→ Task instructions: Would you please set down the data again exactly as given, excluding the pictures?

- Opening Delimiter -

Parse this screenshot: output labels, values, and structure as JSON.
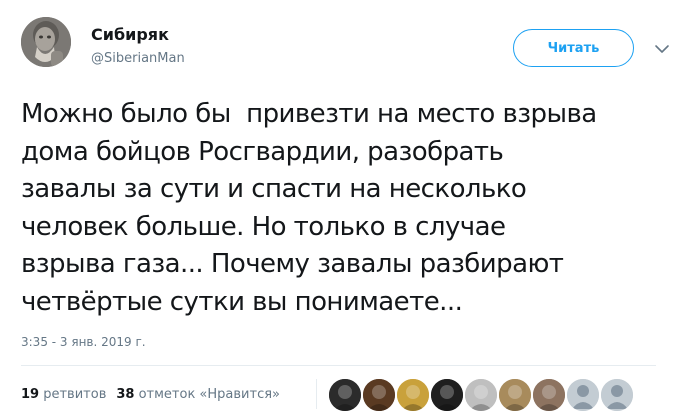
{
  "tweet": {
    "author": {
      "display_name": "Сибиряк",
      "handle": "@SiberianMan"
    },
    "follow_label": "Читать",
    "text": "Можно было бы  привезти на место взрыва\nдома бойцов Росгвардии, разобрать\nзавалы за сути и спасти на несколько\nчеловек больше. Но только в случае\nвзрыва газа... Почему завалы разбирают\nчетвёртые сутки вы понимаете...",
    "timestamp": "3:35 - 3 янв. 2019 г.",
    "stats": {
      "retweets_count": "19",
      "retweets_label": "ретвитов",
      "likes_count": "38",
      "likes_label": "отметок «Нравится»"
    },
    "likers": [
      {
        "icon": "liker-avatar-1",
        "color": "#2b2b2b"
      },
      {
        "icon": "liker-avatar-2",
        "color": "#5a3a22"
      },
      {
        "icon": "liker-avatar-3",
        "color": "#c9a13b"
      },
      {
        "icon": "liker-avatar-4",
        "color": "#1f1f1f"
      },
      {
        "icon": "liker-avatar-5",
        "color": "#bfbfbf"
      },
      {
        "icon": "liker-avatar-6",
        "color": "#a88b5c"
      },
      {
        "icon": "liker-avatar-7",
        "color": "#8d7360"
      },
      {
        "icon": "liker-avatar-8",
        "color": "#c3ccd3"
      },
      {
        "icon": "liker-avatar-9",
        "color": "#c3ccd3"
      }
    ]
  },
  "colors": {
    "accent": "#1da1f2",
    "text_primary": "#14171a",
    "text_secondary": "#657786",
    "divider": "#e6ecf0"
  }
}
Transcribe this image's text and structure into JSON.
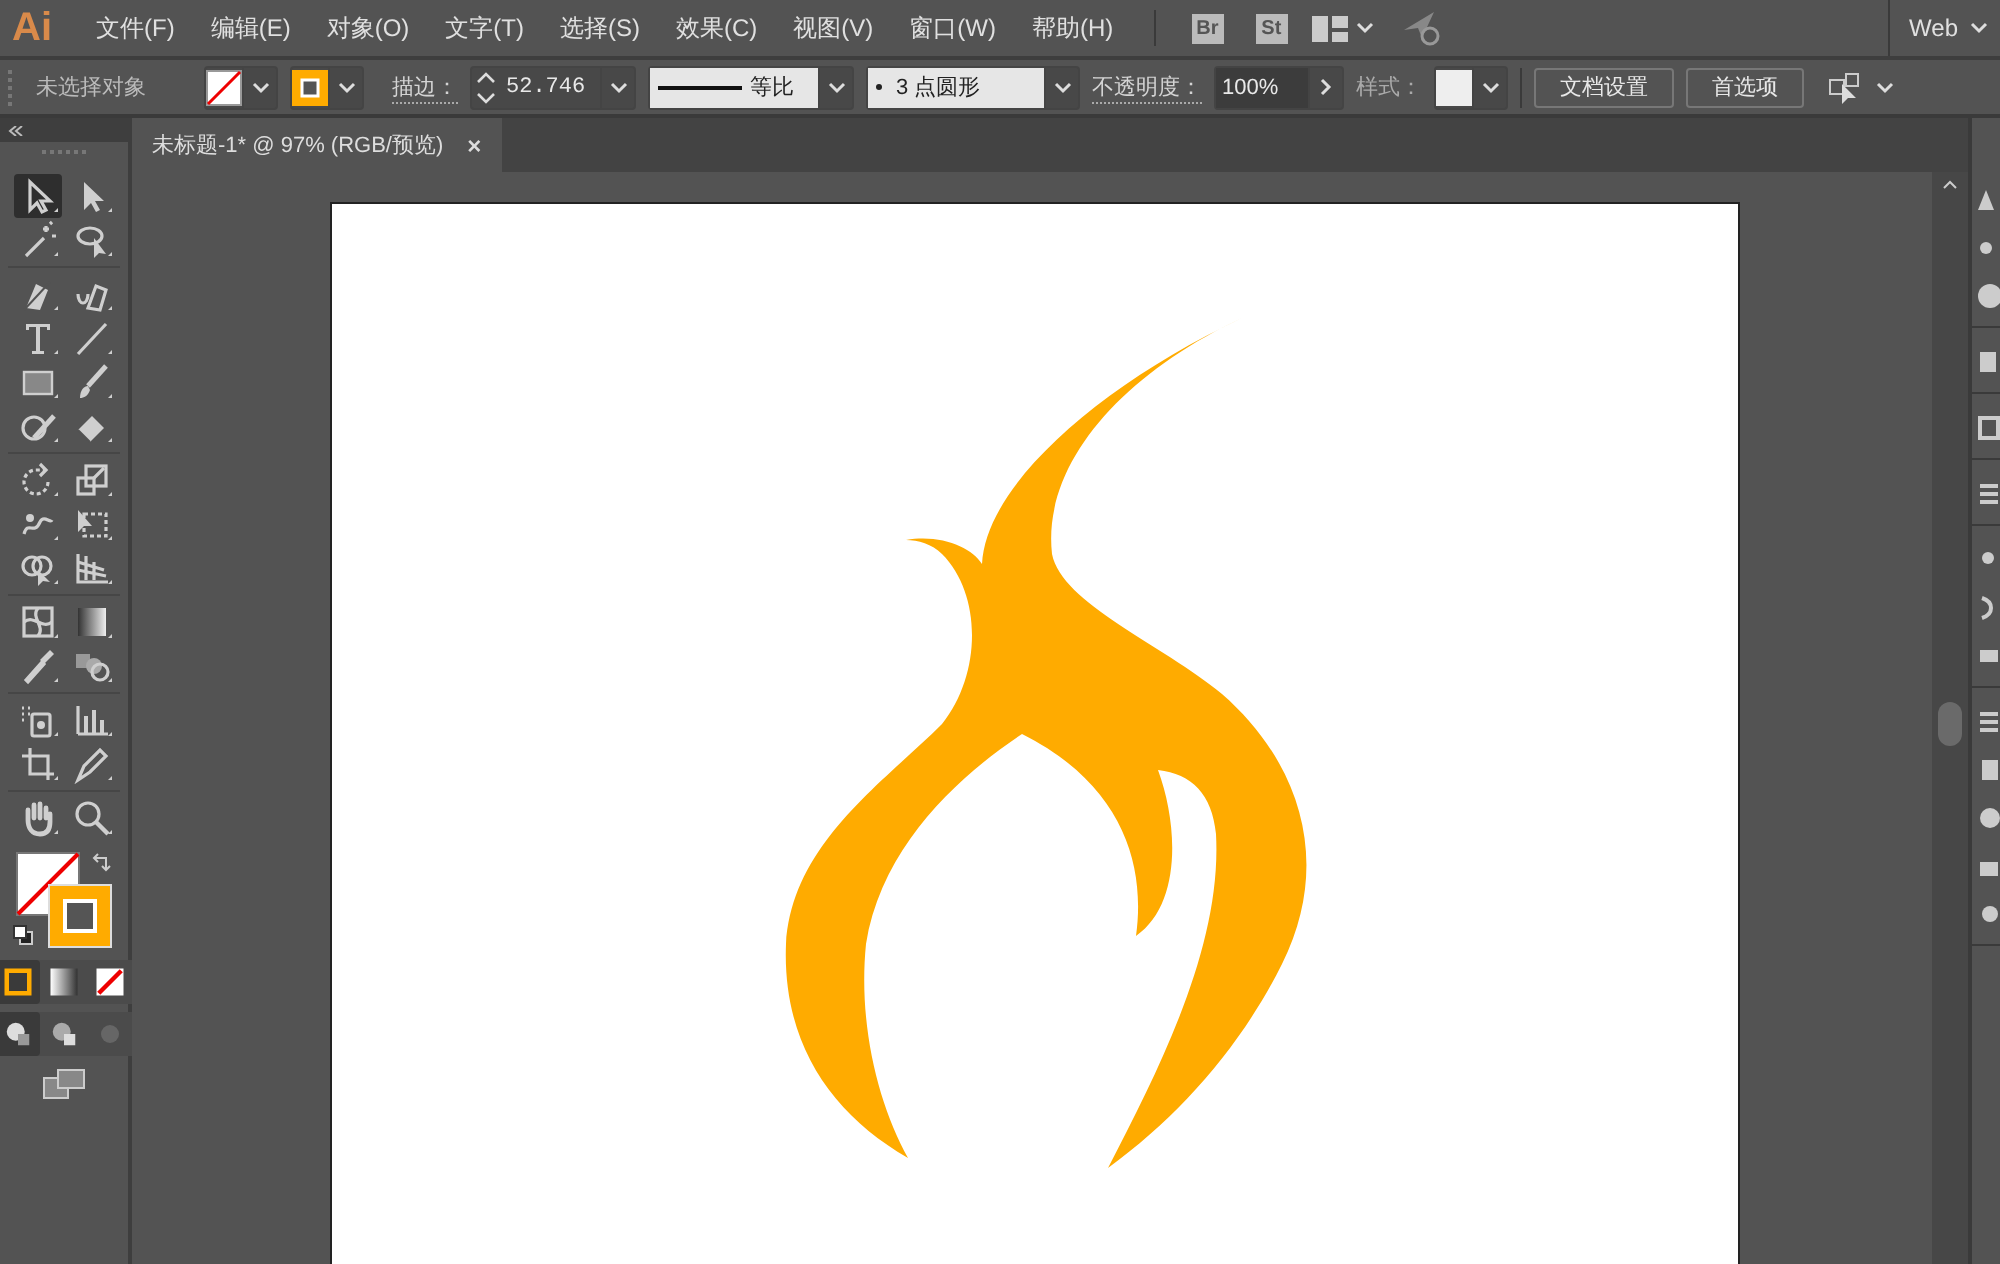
{
  "app_bar": {
    "logo": "Ai",
    "menus": [
      "文件(F)",
      "编辑(E)",
      "对象(O)",
      "文字(T)",
      "选择(S)",
      "效果(C)",
      "视图(V)",
      "窗口(W)",
      "帮助(H)"
    ],
    "bridge": "Br",
    "stock": "St",
    "workspace": "Web"
  },
  "control_bar": {
    "selection": "未选择对象",
    "stroke_label": "描边：",
    "stroke_weight": "52.746",
    "profile": "等比",
    "brush": "3 点圆形",
    "opacity_label": "不透明度：",
    "opacity": "100%",
    "style_label": "样式：",
    "buttons": [
      "文档设置",
      "首选项"
    ]
  },
  "document_tab": {
    "title": "未标题-1* @ 97% (RGB/预览)",
    "close": "×"
  },
  "tools": [
    {
      "selected": true
    },
    {
      "selected": false
    },
    {
      "selected": false
    },
    {
      "selected": false
    },
    {
      "selected": false
    },
    {
      "selected": false
    },
    {
      "selected": false
    },
    {
      "selected": false
    },
    {
      "selected": false
    },
    {
      "selected": false
    },
    {
      "selected": false
    },
    {
      "selected": false
    },
    {
      "selected": false
    },
    {
      "selected": false
    },
    {
      "selected": false
    },
    {
      "selected": false
    },
    {
      "selected": false
    },
    {
      "selected": false
    },
    {
      "selected": false
    },
    {
      "selected": false
    },
    {
      "selected": false
    },
    {
      "selected": false
    },
    {
      "selected": false
    },
    {
      "selected": false
    },
    {
      "selected": false
    },
    {
      "selected": false
    }
  ],
  "color_modes": [
    {
      "selected": true
    },
    {
      "selected": false
    },
    {
      "selected": false
    }
  ],
  "draw_modes": [
    {
      "selected": true
    },
    {
      "selected": false
    },
    {
      "selected": false
    }
  ]
}
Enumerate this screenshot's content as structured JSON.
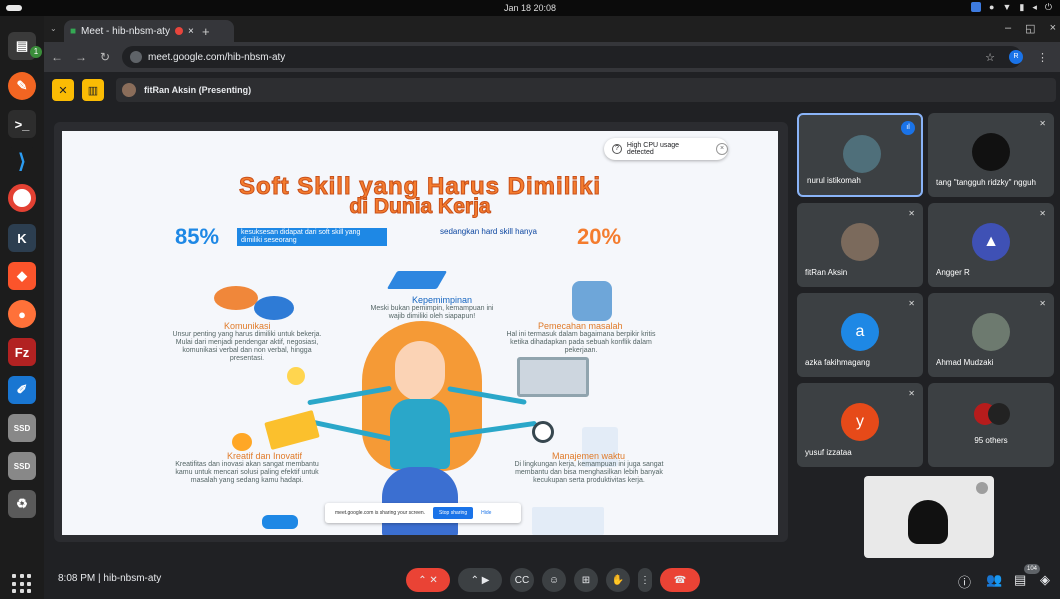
{
  "system": {
    "clock": "Jan 18  20:08"
  },
  "dock": {
    "badge_count": "1"
  },
  "browser": {
    "tab_title": "Meet - hib-nbsm-aty",
    "url": "meet.google.com/hib-nbsm-aty",
    "profile_initial": "R"
  },
  "presenter": {
    "label": "fitRan Aksin (Presenting)"
  },
  "slide": {
    "title_line1": "Soft Skill yang Harus Dimiliki",
    "title_line2": "di Dunia Kerja",
    "stat_left_value": "85%",
    "stat_left_text": "kesuksesan didapat dari soft skill yang dimiliki seseorang",
    "stat_right_text": "sedangkan hard skill hanya",
    "stat_right_value": "20%",
    "kepemimpinan": "Kepemimpinan",
    "kepemimpinan_desc": "Meski bukan pemimpin, kemampuan ini wajib dimiliki oleh siapapun!",
    "komunikasi": "Komunikasi",
    "komunikasi_desc": "Unsur penting yang harus dimiliki untuk bekerja. Mulai dari menjadi pendengar aktif, negosiasi, komunikasi verbal dan non verbal, hingga presentasi.",
    "pemecahan": "Pemecahan masalah",
    "pemecahan_desc": "Hal ini termasuk dalam bagaimana berpikir kritis ketika dihadapkan pada sebuah konflik dalam pekerjaan.",
    "kreatif": "Kreatif dan Inovatif",
    "kreatif_desc": "Kreatifitas dan inovasi akan sangat membantu kamu untuk mencari solusi paling efektif untuk masalah yang sedang kamu hadapi.",
    "manajemen": "Manajemen waktu",
    "manajemen_desc": "Di lingkungan kerja, kemampuan ini juga sangat membantu dan bisa menghasilkan lebih banyak kecukupan serta produktivitas kerja."
  },
  "cpu_notice": "High CPU usage detected",
  "share_bar": {
    "text": "meet.google.com is sharing your screen.",
    "stop": "Stop sharing",
    "hide": "Hide"
  },
  "participants": [
    {
      "name": "nurul istikomah",
      "avatar_color": "#4f6f7a",
      "initial": ""
    },
    {
      "name": "tang \"tangguh ridzky\" ngguh",
      "avatar_color": "#111111",
      "initial": ""
    },
    {
      "name": "fitRan Aksin",
      "avatar_color": "#7b6a5c",
      "initial": ""
    },
    {
      "name": "Angger R",
      "avatar_color": "#3f51b5",
      "initial": ""
    },
    {
      "name": "azka fakihmagang",
      "avatar_color": "#1e88e5",
      "initial": "a"
    },
    {
      "name": "Ahmad Mudzaki",
      "avatar_color": "#6d7a6f",
      "initial": ""
    },
    {
      "name": "yusuf izzataa",
      "avatar_color": "#e64a19",
      "initial": "y"
    },
    {
      "name": "95 others",
      "avatar_color": "#b71c1c",
      "initial": ""
    }
  ],
  "toolbar": {
    "time": "8:08 PM",
    "separator": "|",
    "meeting_code": "hib-nbsm-aty",
    "participant_count": "104"
  }
}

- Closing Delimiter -

→ Answer to the problem:
Parse this screenshot: output labels, values, and structure as JSON.
{
  "tweet": {
    "author": {
      "display_name": "Сибиряк",
      "handle": "@SiberianMan"
    },
    "follow_label": "Читать",
    "text": "Можно было бы  привезти на место взрыва\nдома бойцов Росгвардии, разобрать\nзавалы за сути и спасти на несколько\nчеловек больше. Но только в случае\nвзрыва газа... Почему завалы разбирают\nчетвёртые сутки вы понимаете...",
    "timestamp": "3:35 - 3 янв. 2019 г.",
    "stats": {
      "retweets_count": "19",
      "retweets_label": "ретвитов",
      "likes_count": "38",
      "likes_label": "отметок «Нравится»"
    },
    "likers": [
      {
        "icon": "liker-avatar-1",
        "color": "#2b2b2b"
      },
      {
        "icon": "liker-avatar-2",
        "color": "#5a3a22"
      },
      {
        "icon": "liker-avatar-3",
        "color": "#c9a13b"
      },
      {
        "icon": "liker-avatar-4",
        "color": "#1f1f1f"
      },
      {
        "icon": "liker-avatar-5",
        "color": "#bfbfbf"
      },
      {
        "icon": "liker-avatar-6",
        "color": "#a88b5c"
      },
      {
        "icon": "liker-avatar-7",
        "color": "#8d7360"
      },
      {
        "icon": "liker-avatar-8",
        "color": "#c3ccd3"
      },
      {
        "icon": "liker-avatar-9",
        "color": "#c3ccd3"
      }
    ]
  },
  "colors": {
    "accent": "#1da1f2",
    "text_primary": "#14171a",
    "text_secondary": "#657786",
    "divider": "#e6ecf0"
  }
}
Transcribe this image's text and structure into JSON.
{
  "app_bar": {
    "logo": "Ai",
    "menus": [
      "文件(F)",
      "编辑(E)",
      "对象(O)",
      "文字(T)",
      "选择(S)",
      "效果(C)",
      "视图(V)",
      "窗口(W)",
      "帮助(H)"
    ],
    "bridge": "Br",
    "stock": "St",
    "workspace": "Web"
  },
  "control_bar": {
    "selection": "未选择对象",
    "stroke_label": "描边：",
    "stroke_weight": "52.746",
    "profile": "等比",
    "brush": "3 点圆形",
    "opacity_label": "不透明度：",
    "opacity": "100%",
    "style_label": "样式：",
    "buttons": [
      "文档设置",
      "首选项"
    ]
  },
  "document_tab": {
    "title": "未标题-1* @ 97% (RGB/预览)",
    "close": "×"
  },
  "tools": [
    {
      "selected": true
    },
    {
      "selected": false
    },
    {
      "selected": false
    },
    {
      "selected": false
    },
    {
      "selected": false
    },
    {
      "selected": false
    },
    {
      "selected": false
    },
    {
      "selected": false
    },
    {
      "selected": false
    },
    {
      "selected": false
    },
    {
      "selected": false
    },
    {
      "selected": false
    },
    {
      "selected": false
    },
    {
      "selected": false
    },
    {
      "selected": false
    },
    {
      "selected": false
    },
    {
      "selected": false
    },
    {
      "selected": false
    },
    {
      "selected": false
    },
    {
      "selected": false
    },
    {
      "selected": false
    },
    {
      "selected": false
    },
    {
      "selected": false
    },
    {
      "selected": false
    },
    {
      "selected": false
    },
    {
      "selected": false
    }
  ],
  "color_modes": [
    {
      "selected": true
    },
    {
      "selected": false
    },
    {
      "selected": false
    }
  ],
  "draw_modes": [
    {
      "selected": true
    },
    {
      "selected": false
    },
    {
      "selected": false
    }
  ]
}
Enumerate this screenshot's content as structured JSON.
{
  "system": {
    "clock": "Jan 18  20:08"
  },
  "dock": {
    "badge_count": "1"
  },
  "browser": {
    "tab_title": "Meet - hib-nbsm-aty",
    "url": "meet.google.com/hib-nbsm-aty",
    "profile_initial": "R"
  },
  "presenter": {
    "label": "fitRan Aksin (Presenting)"
  },
  "slide": {
    "title_line1": "Soft Skill yang Harus Dimiliki",
    "title_line2": "di Dunia Kerja",
    "stat_left_value": "85%",
    "stat_left_text": "kesuksesan didapat dari soft skill yang dimiliki seseorang",
    "stat_right_text": "sedangkan hard skill hanya",
    "stat_right_value": "20%",
    "kepemimpinan": "Kepemimpinan",
    "kepemimpinan_desc": "Meski bukan pemimpin, kemampuan ini wajib dimiliki oleh siapapun!",
    "komunikasi": "Komunikasi",
    "komunikasi_desc": "Unsur penting yang harus dimiliki untuk bekerja. Mulai dari menjadi pendengar aktif, negosiasi, komunikasi verbal dan non verbal, hingga presentasi.",
    "pemecahan": "Pemecahan masalah",
    "pemecahan_desc": "Hal ini termasuk dalam bagaimana berpikir kritis ketika dihadapkan pada sebuah konflik dalam pekerjaan.",
    "kreatif": "Kreatif dan Inovatif",
    "kreatif_desc": "Kreatifitas dan inovasi akan sangat membantu kamu untuk mencari solusi paling efektif untuk masalah yang sedang kamu hadapi.",
    "manajemen": "Manajemen waktu",
    "manajemen_desc": "Di lingkungan kerja, kemampuan ini juga sangat membantu dan bisa menghasilkan lebih banyak kecukupan serta produktivitas kerja."
  },
  "cpu_notice": "High CPU usage detected",
  "share_bar": {
    "text": "meet.google.com is sharing your screen.",
    "stop": "Stop sharing",
    "hide": "Hide"
  },
  "participants": [
    {
      "name": "nurul istikomah",
      "avatar_color": "#4f6f7a",
      "initial": ""
    },
    {
      "name": "tang \"tangguh ridzky\" ngguh",
      "avatar_color": "#111111",
      "initial": ""
    },
    {
      "name": "fitRan Aksin",
      "avatar_color": "#7b6a5c",
      "initial": ""
    },
    {
      "name": "Angger R",
      "avatar_color": "#3f51b5",
      "initial": ""
    },
    {
      "name": "azka fakihmagang",
      "avatar_color": "#1e88e5",
      "initial": "a"
    },
    {
      "name": "Ahmad Mudzaki",
      "avatar_color": "#6d7a6f",
      "initial": ""
    },
    {
      "name": "yusuf izzataa",
      "avatar_color": "#e64a19",
      "initial": "y"
    },
    {
      "name": "95 others",
      "avatar_color": "#b71c1c",
      "initial": ""
    }
  ],
  "toolbar": {
    "time": "8:08 PM",
    "separator": "|",
    "meeting_code": "hib-nbsm-aty",
    "participant_count": "104"
  }
}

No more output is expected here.